▼

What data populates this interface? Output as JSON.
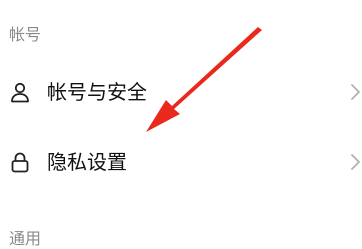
{
  "sections": [
    {
      "header": "帐号",
      "items": [
        {
          "label": "帐号与安全",
          "icon": "user-icon"
        },
        {
          "label": "隐私设置",
          "icon": "lock-icon"
        }
      ]
    },
    {
      "header": "通用"
    }
  ],
  "colors": {
    "annotation_arrow": "#e8291c",
    "section_header_text": "#8a8a8a",
    "item_text": "#111111",
    "chevron": "#b0b0b0"
  },
  "icons": {
    "row_chevron": "chevron-right-icon",
    "annotation": "red-arrow-icon"
  }
}
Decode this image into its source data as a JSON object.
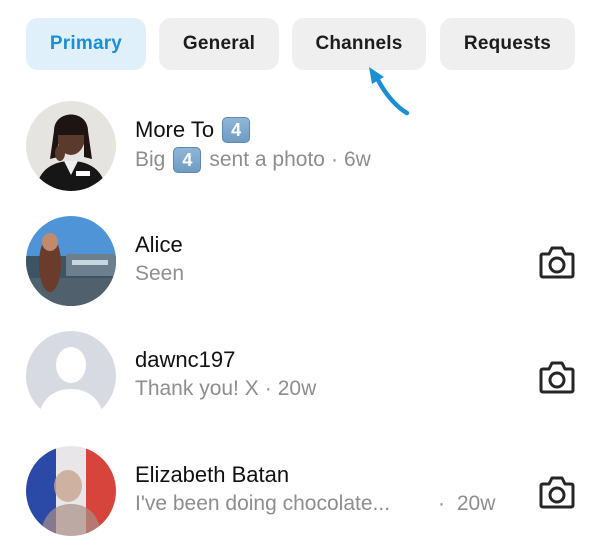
{
  "tabs": [
    {
      "label": "Primary",
      "active": true
    },
    {
      "label": "General",
      "active": false
    },
    {
      "label": "Channels",
      "active": false
    },
    {
      "label": "Requests",
      "active": false
    }
  ],
  "colors": {
    "accent": "#1b8fd4",
    "active_tab_bg": "#dff0fb",
    "tab_bg": "#efefef",
    "secondary_text": "#8e8e8e",
    "arrow": "#1b8fd4"
  },
  "annotation": {
    "icon": "arrow-pointing-icon"
  },
  "threads": [
    {
      "name": "More To",
      "name_badge": "4",
      "sub_prefix": "Big",
      "sub_badge": "4",
      "sub_text": "sent a photo",
      "separator": "·",
      "time": "6w",
      "camera": false
    },
    {
      "name": "Alice",
      "sub_text": "Seen",
      "camera": true,
      "camera_icon": "camera-icon"
    },
    {
      "name": "dawnc197",
      "sub_text": "Thank you! X",
      "separator": "·",
      "time": "20w",
      "camera": true,
      "camera_icon": "camera-icon"
    },
    {
      "name": "Elizabeth Batan",
      "sub_text": "I've been doing chocolate...",
      "separator": "·",
      "time": "20w",
      "camera": true,
      "camera_icon": "camera-icon"
    }
  ]
}
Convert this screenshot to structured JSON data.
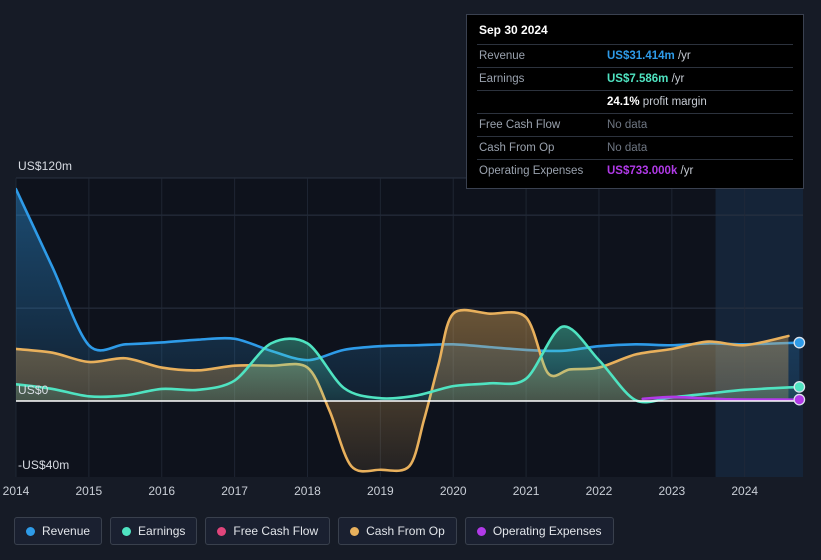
{
  "chart_data": {
    "type": "area",
    "title": "",
    "xlabel": "",
    "ylabel": "",
    "x_ticks": [
      "2014",
      "2015",
      "2016",
      "2017",
      "2018",
      "2019",
      "2020",
      "2021",
      "2022",
      "2023",
      "2024"
    ],
    "y_ticks": [
      "US$120m",
      "US$0",
      "-US$40m"
    ],
    "ylim": [
      -40,
      120
    ],
    "xlim": [
      2014,
      2024.8
    ],
    "grid": true,
    "legend_position": "bottom",
    "currency": "USD",
    "units": "millions",
    "series": [
      {
        "name": "Revenue",
        "color": "#2E9BE8",
        "x": [
          2014,
          2014.5,
          2015,
          2015.5,
          2016,
          2016.5,
          2017,
          2017.5,
          2018,
          2018.5,
          2019,
          2019.5,
          2020,
          2020.5,
          2021,
          2021.5,
          2022,
          2022.5,
          2023,
          2023.5,
          2024,
          2024.75
        ],
        "values": [
          114,
          72,
          30,
          30.5,
          31.5,
          33,
          33.5,
          27,
          22,
          27.5,
          29.5,
          30,
          30.5,
          29,
          27.5,
          27,
          29.5,
          30.5,
          30,
          31,
          30.5,
          31.414
        ]
      },
      {
        "name": "Earnings",
        "color": "#4FE3C1",
        "x": [
          2014,
          2014.5,
          2015,
          2015.5,
          2016,
          2016.5,
          2017,
          2017.5,
          2018,
          2018.5,
          2019,
          2019.5,
          2020,
          2020.5,
          2021,
          2021.5,
          2022,
          2022.5,
          2023,
          2023.5,
          2024,
          2024.75
        ],
        "values": [
          9,
          6.5,
          2.5,
          3,
          6.5,
          6,
          11,
          31,
          31,
          7,
          1.5,
          3,
          8,
          9.5,
          12,
          40,
          22,
          0.5,
          2,
          4,
          6,
          7.586
        ]
      },
      {
        "name": "Free Cash Flow",
        "color": "#E0457B",
        "x": [],
        "values": []
      },
      {
        "name": "Cash From Op",
        "color": "#E8B05C",
        "x": [
          2014,
          2014.5,
          2015,
          2015.5,
          2016,
          2016.5,
          2017,
          2017.5,
          2018,
          2018.3,
          2018.6,
          2019,
          2019.4,
          2019.6,
          2019.8,
          2020,
          2020.5,
          2021,
          2021.3,
          2021.6,
          2022,
          2022.5,
          2023,
          2023.5,
          2024,
          2024.6
        ],
        "values": [
          28,
          26,
          21,
          23,
          18,
          16.5,
          19,
          19,
          18,
          -5,
          -35,
          -37,
          -35,
          -10,
          20,
          47,
          47,
          45,
          15,
          17,
          18,
          25,
          28,
          32,
          30,
          35
        ]
      },
      {
        "name": "Operating Expenses",
        "color": "#B13AE8",
        "x": [
          2022.6,
          2023,
          2023.4,
          2023.8,
          2024.2,
          2024.75
        ],
        "values": [
          1.2,
          2.2,
          1.5,
          0.9,
          0.8,
          0.733
        ]
      }
    ],
    "forecast_region": {
      "start": 2023.6,
      "end": 2024.8
    }
  },
  "tooltip": {
    "date": "Sep 30 2024",
    "rows": [
      {
        "key": "Revenue",
        "value": "US$31.414m",
        "unit": " /yr",
        "color": "#2E9BE8",
        "no_data": false
      },
      {
        "key": "Earnings",
        "value": "US$7.586m",
        "unit": " /yr",
        "color": "#4FE3C1",
        "no_data": false
      },
      {
        "key": "",
        "value": "24.1%",
        "unit": " profit margin",
        "color": "#FFFFFF",
        "no_data": false
      },
      {
        "key": "Free Cash Flow",
        "value": "No data",
        "unit": "",
        "color": "#6E7682",
        "no_data": true
      },
      {
        "key": "Cash From Op",
        "value": "No data",
        "unit": "",
        "color": "#6E7682",
        "no_data": true
      },
      {
        "key": "Operating Expenses",
        "value": "US$733.000k",
        "unit": " /yr",
        "color": "#B13AE8",
        "no_data": false
      }
    ]
  },
  "legend": {
    "items": [
      {
        "label": "Revenue",
        "color": "#2E9BE8"
      },
      {
        "label": "Earnings",
        "color": "#4FE3C1"
      },
      {
        "label": "Free Cash Flow",
        "color": "#E0457B"
      },
      {
        "label": "Cash From Op",
        "color": "#E8B05C"
      },
      {
        "label": "Operating Expenses",
        "color": "#B13AE8"
      }
    ]
  },
  "axes": {
    "y_top": "US$120m",
    "y_zero": "US$0",
    "y_neg": "-US$40m"
  }
}
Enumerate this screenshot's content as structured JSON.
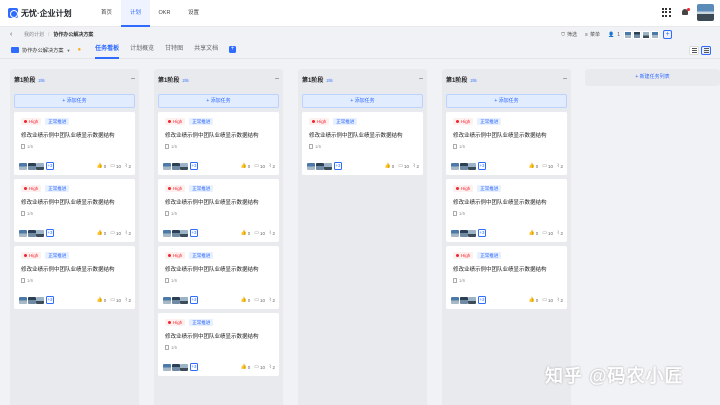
{
  "app": {
    "logo_text": "无忧·企业计划"
  },
  "nav": [
    "首页",
    "计划",
    "OKR",
    "设置"
  ],
  "breadcrumb": {
    "parent": "我的计划",
    "current": "协作办公解决方案"
  },
  "toolbar": {
    "filter": "筛选",
    "menu": "菜单",
    "member_count": "1"
  },
  "project": {
    "name": "协作办公解决方案"
  },
  "tabs": [
    "任务看板",
    "计划概览",
    "甘特图",
    "共享文档"
  ],
  "columns": [
    {
      "title": "第1阶段",
      "count": "2/6",
      "cards": 3
    },
    {
      "title": "第1阶段",
      "count": "2/6",
      "cards": 4
    },
    {
      "title": "第1阶段",
      "count": "2/6",
      "cards": 1
    },
    {
      "title": "第1阶段",
      "count": "2/6",
      "cards": 3
    }
  ],
  "add_task_label": "+ 添加任务",
  "card": {
    "priority": "High",
    "type": "正常推进",
    "title": "修改业绩示例中团队业绩显示数据结构",
    "subtask": "1/6",
    "more_members": "+3",
    "likes": "0",
    "comments": "10",
    "attachments": "2"
  },
  "new_list_label": "+ 新建任务列表",
  "watermark": "知乎 @码农小匠",
  "colors": {
    "accent": "#2f6bff",
    "high": "#f5222d",
    "star": "#faad14"
  }
}
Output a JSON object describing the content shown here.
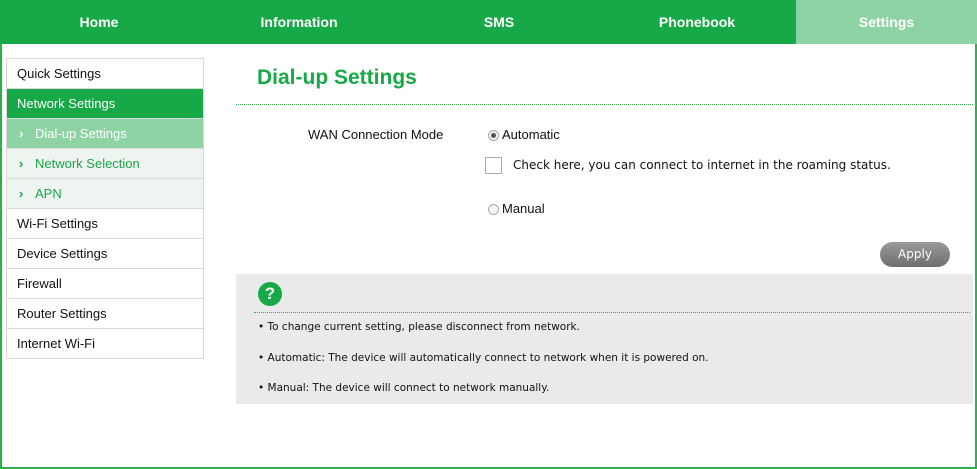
{
  "nav": {
    "tabs": [
      {
        "label": "Home"
      },
      {
        "label": "Information"
      },
      {
        "label": "SMS"
      },
      {
        "label": "Phonebook"
      },
      {
        "label": "Settings"
      }
    ]
  },
  "sidebar": {
    "items": [
      {
        "label": "Quick Settings"
      },
      {
        "label": "Network Settings"
      },
      {
        "label": "Dial-up Settings"
      },
      {
        "label": "Network Selection"
      },
      {
        "label": "APN"
      },
      {
        "label": "Wi-Fi Settings"
      },
      {
        "label": "Device Settings"
      },
      {
        "label": "Firewall"
      },
      {
        "label": "Router Settings"
      },
      {
        "label": "Internet Wi-Fi"
      }
    ],
    "chevron": "›"
  },
  "main": {
    "title": "Dial-up Settings",
    "wan_label": "WAN Connection Mode",
    "automatic_label": "Automatic",
    "roaming_label": "Check here, you can connect to internet in the roaming status.",
    "manual_label": "Manual",
    "apply_label": "Apply"
  },
  "help": {
    "icon": "?",
    "lines": [
      "• To change current setting, please disconnect from network.",
      "• Automatic: The device will automatically connect to network when it is powered on.",
      "• Manual: The device will connect to network manually."
    ]
  },
  "colors": {
    "brand_green": "#17a947",
    "active_green": "#8dd3a4"
  }
}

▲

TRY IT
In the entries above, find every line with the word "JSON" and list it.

SOLUTION
What data populates this interface? Output as JSON.
Decode this image into its source data as a JSON object.
Convert this screenshot to structured JSON data.
Enumerate this screenshot's content as structured JSON.
Output a JSON object describing the content shown here.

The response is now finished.